Books That Build Courage
Brave as a lion, strong as an elephant, Ben is a fearless young boy. When it comes to protecting his big sister, Anna, nothing can stand in his way! Gallantly he spends his day battling moldy green ghosts, slime-belching monsters, and all sorts of ferocious beasts.
Stuart's got problems. It's raining. He's bored. And worst of all, he's new in town, so he's got a lot to worry about. But what does a kid like Stuart need in order to have an adventure...and to stop worrying? A cape, of course!
This beautiful picture book, illustrated by Coretta Scott King Award-illustrator George Ford, and written by Pulitzer Prize-winning author Robert Coles, tells the true story of six-year-old Ruby Bridges. In 1960, Ruby, a young African-American girl, entered a whites-only school in New Orleans.
Big sister Sheila Rae is not afraid of anything — not thunder, not lightning, not even the big black dog at the end of the block. She growls at stray dogs, and bares her teeth at stray cats. She's not even afraid of the most frightening things she can imagine, and she has quite an imagination!

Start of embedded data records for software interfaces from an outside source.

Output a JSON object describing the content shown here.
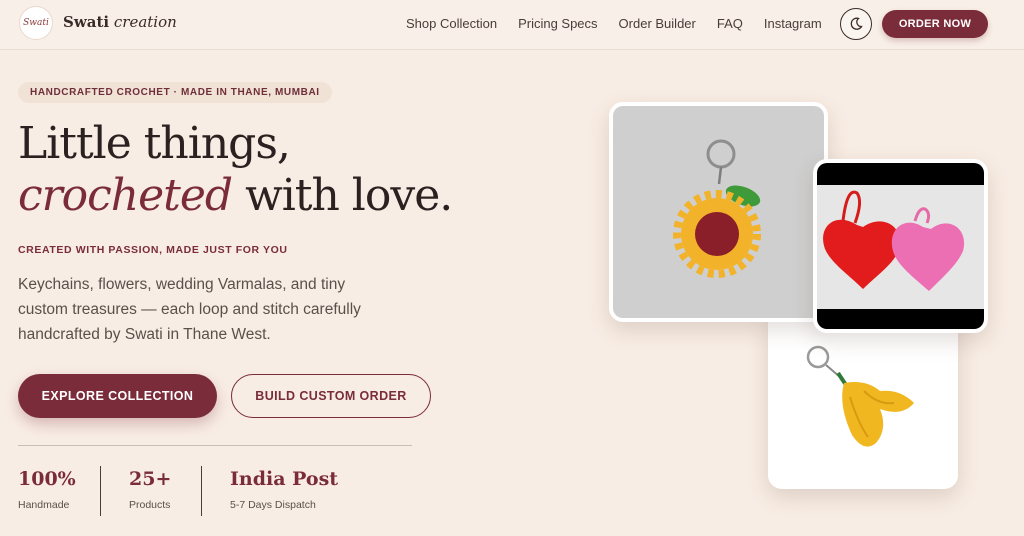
{
  "nav": {
    "logo_text": "Swati",
    "brand_bold": "Swati",
    "brand_italic": "creation",
    "links": [
      "Shop Collection",
      "Pricing Specs",
      "Order Builder",
      "FAQ",
      "Instagram"
    ],
    "theme_icon": "moon-icon",
    "order_label": "ORDER NOW"
  },
  "hero": {
    "pill": "HANDCRAFTED CROCHET · MADE IN THANE, MUMBAI",
    "title_line1": "Little things,",
    "title_em": "crocheted",
    "title_rest": " with love.",
    "tagline": "CREATED WITH PASSION, MADE JUST FOR YOU",
    "description": "Keychains, flowers, wedding Varmalas, and tiny custom treasures — each loop and stitch carefully handcrafted by Swati in Thane West.",
    "primary_btn": "EXPLORE COLLECTION",
    "secondary_btn": "BUILD CUSTOM ORDER"
  },
  "stats": [
    {
      "value": "100%",
      "label": "Handmade"
    },
    {
      "value": "25+",
      "label": "Products"
    },
    {
      "value": "India Post",
      "label": "5-7 Days Dispatch"
    }
  ],
  "colors": {
    "accent": "#7a2c3a",
    "background": "#f8ede4"
  }
}
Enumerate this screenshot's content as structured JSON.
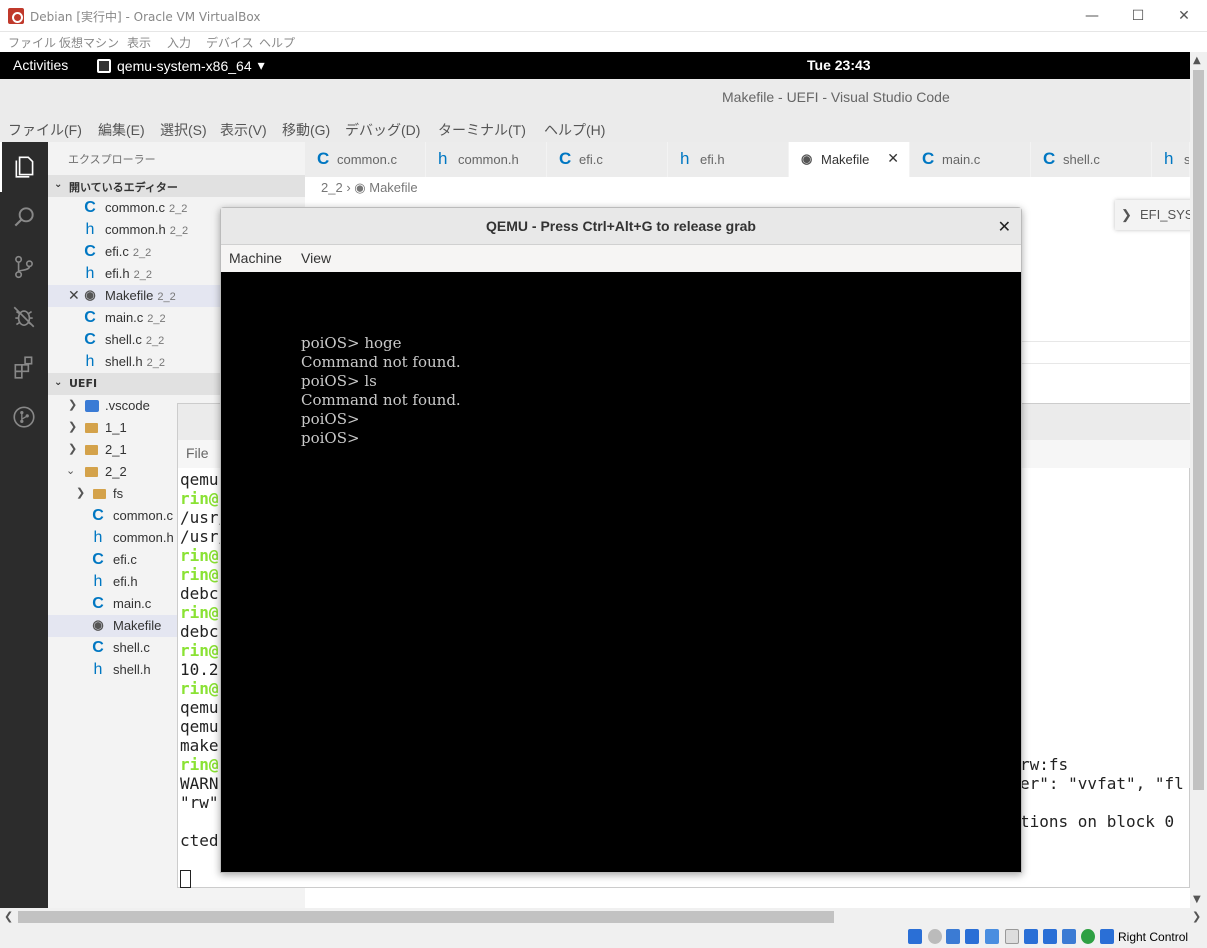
{
  "vbox": {
    "title": "Debian [実行中] - Oracle VM VirtualBox",
    "menu": [
      "ファイル",
      "仮想マシン",
      "表示",
      "入力",
      "デバイス",
      "ヘルプ"
    ],
    "host_key": "Right Control"
  },
  "gnome": {
    "activities": "Activities",
    "app": "qemu-system-x86_64",
    "clock": "Tue 23:43"
  },
  "vscode": {
    "title": "Makefile - UEFI - Visual Studio Code",
    "menu": [
      "ファイル(F)",
      "編集(E)",
      "選択(S)",
      "表示(V)",
      "移動(G)",
      "デバッグ(D)",
      "ターミナル(T)",
      "ヘルプ(H)"
    ],
    "explorer_title": "エクスプローラー",
    "open_editors_header": "開いているエディター",
    "open_editors": [
      {
        "name": "common.c",
        "tag": "2_2",
        "icon": "C"
      },
      {
        "name": "common.h",
        "tag": "2_2",
        "icon": "h"
      },
      {
        "name": "efi.c",
        "tag": "2_2",
        "icon": "C"
      },
      {
        "name": "efi.h",
        "tag": "2_2",
        "icon": "h"
      },
      {
        "name": "Makefile",
        "tag": "2_2",
        "icon": "make"
      },
      {
        "name": "main.c",
        "tag": "2_2",
        "icon": "C"
      },
      {
        "name": "shell.c",
        "tag": "2_2",
        "icon": "C"
      },
      {
        "name": "shell.h",
        "tag": "2_2",
        "icon": "h"
      }
    ],
    "workspace_header": "UEFI",
    "tree": [
      {
        "name": ".vscode",
        "kind": "folder-vscode"
      },
      {
        "name": "1_1",
        "kind": "folder"
      },
      {
        "name": "2_1",
        "kind": "folder"
      },
      {
        "name": "2_2",
        "kind": "folder-open"
      },
      {
        "name": "fs",
        "kind": "folder"
      },
      {
        "name": "common.c",
        "kind": "C"
      },
      {
        "name": "common.h",
        "kind": "h"
      },
      {
        "name": "efi.c",
        "kind": "C"
      },
      {
        "name": "efi.h",
        "kind": "h"
      },
      {
        "name": "main.c",
        "kind": "C"
      },
      {
        "name": "Makefile",
        "kind": "make"
      },
      {
        "name": "shell.c",
        "kind": "C"
      },
      {
        "name": "shell.h",
        "kind": "h"
      }
    ],
    "tabs": [
      {
        "label": "common.c",
        "icon": "C"
      },
      {
        "label": "common.h",
        "icon": "h"
      },
      {
        "label": "efi.c",
        "icon": "C"
      },
      {
        "label": "efi.h",
        "icon": "h"
      },
      {
        "label": "Makefile",
        "icon": "make"
      },
      {
        "label": "main.c",
        "icon": "C"
      },
      {
        "label": "shell.c",
        "icon": "C"
      },
      {
        "label": "sh",
        "icon": "h"
      }
    ],
    "breadcrumb_folder": "2_2",
    "breadcrumb_file": "Makefile",
    "outline_label": "EFI_SYS"
  },
  "terminal": {
    "menu_file": "File",
    "lines": [
      {
        "text": "qemu",
        "green": false
      },
      {
        "text": "rin@",
        "green": true
      },
      {
        "text": "/usr/",
        "green": false
      },
      {
        "text": "/usr/",
        "green": false
      },
      {
        "text": "rin@",
        "green": true
      },
      {
        "text": "rin@",
        "green": true
      },
      {
        "text": "debc",
        "green": false
      },
      {
        "text": "rin@",
        "green": true
      },
      {
        "text": "debc",
        "green": false
      },
      {
        "text": "rin@",
        "green": true
      },
      {
        "text": "10.2",
        "green": false
      },
      {
        "text": "rin@",
        "green": true
      },
      {
        "text": "qemu",
        "green": false
      },
      {
        "text": "qemu",
        "green": false
      },
      {
        "text": "make",
        "green": false
      },
      {
        "text": "rin@",
        "green": true
      },
      {
        "text": "WARN",
        "green": false
      },
      {
        "text": "\"rw\"",
        "green": false
      },
      {
        "text": "",
        "green": false
      },
      {
        "text": "cted",
        "green": false
      }
    ],
    "right_lines": [
      {
        "text": "rw:fs",
        "row": 15
      },
      {
        "text": "er\": \"vvfat\", \"fl",
        "row": 16
      },
      {
        "text": "tions on block 0",
        "row": 18
      }
    ]
  },
  "qemu": {
    "title": "QEMU - Press Ctrl+Alt+G to release grab",
    "menu": [
      "Machine",
      "View"
    ],
    "screen_lines": [
      "poiOS> hoge",
      "Command not found.",
      "poiOS> ls",
      "Command not found.",
      "poiOS>",
      "poiOS>"
    ]
  }
}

Violet is a young princess who wishes she could show the world that she is just as brave and strong as her brothers. But her strict father insists that she get married, and her brothers only mock her when she wants to be included in their fun.
Poor Pierre wishes he could tell Catherine how he feels about her, but Catherine is a graceful ballet teacher, and Pierre is merely a poor fisherman.
By making a few silly mistakes and a few more brave decisions, Pierre soon learns that being a fisherman may not make him so hard to love after all.
When the other engines refuse, the Little Blue Engine tries to pull a stranded train full of toys and good food over the mountain. This classic story about the Little Blue Engine who says "I think I can, I think I can" continues to be a popular favorite.
From actress and author Jamie Lee Curtis, this feel-great picture book will encourage your child to love his own best qualities. The bouncy text alternates between boys' and girls' points-of-view as they explore their physical attributes and personalities in charming rhymes.
Herbie loves being read his nightly wolf storybooks — provided his mother removes them from his room before turning off the lights. When mom forgets to take out the books and wolves appear in his room, Herbie must summon his favorite fairy tale characters to help.